Prompt –
Output the whole listing below. Keep it exact.

Provided data –
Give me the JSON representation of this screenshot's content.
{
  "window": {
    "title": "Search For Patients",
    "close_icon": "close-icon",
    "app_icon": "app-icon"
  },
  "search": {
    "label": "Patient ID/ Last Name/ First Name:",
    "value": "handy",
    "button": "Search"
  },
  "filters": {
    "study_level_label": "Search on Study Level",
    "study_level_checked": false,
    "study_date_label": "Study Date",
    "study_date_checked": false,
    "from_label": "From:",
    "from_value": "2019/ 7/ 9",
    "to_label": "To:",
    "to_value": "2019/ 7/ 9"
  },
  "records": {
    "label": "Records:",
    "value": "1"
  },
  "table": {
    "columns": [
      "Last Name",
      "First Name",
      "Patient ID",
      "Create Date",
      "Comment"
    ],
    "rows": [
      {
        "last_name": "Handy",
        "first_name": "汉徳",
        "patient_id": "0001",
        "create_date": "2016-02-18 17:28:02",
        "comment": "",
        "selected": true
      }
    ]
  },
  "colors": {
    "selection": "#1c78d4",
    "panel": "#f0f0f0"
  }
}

Result –
Give me the JSON representation of this screenshot's content.
{
  "window": {
    "title": "Search For Patients",
    "close_icon": "close-icon",
    "app_icon": "app-icon"
  },
  "search": {
    "label": "Patient ID/ Last Name/ First Name:",
    "value": "handy",
    "button": "Search"
  },
  "filters": {
    "study_level_label": "Search on Study Level",
    "study_level_checked": false,
    "study_date_label": "Study Date",
    "study_date_checked": false,
    "from_label": "From:",
    "from_value": "2019/ 7/ 9",
    "to_label": "To:",
    "to_value": "2019/ 7/ 9"
  },
  "records": {
    "label": "Records:",
    "value": "1"
  },
  "table": {
    "columns": [
      "Last Name",
      "First Name",
      "Patient ID",
      "Create Date",
      "Comment"
    ],
    "rows": [
      {
        "last_name": "Handy",
        "first_name": "汉徳",
        "patient_id": "0001",
        "create_date": "2016-02-18 17:28:02",
        "comment": "",
        "selected": true
      }
    ]
  },
  "colors": {
    "selection": "#1c78d4",
    "panel": "#f0f0f0"
  }
}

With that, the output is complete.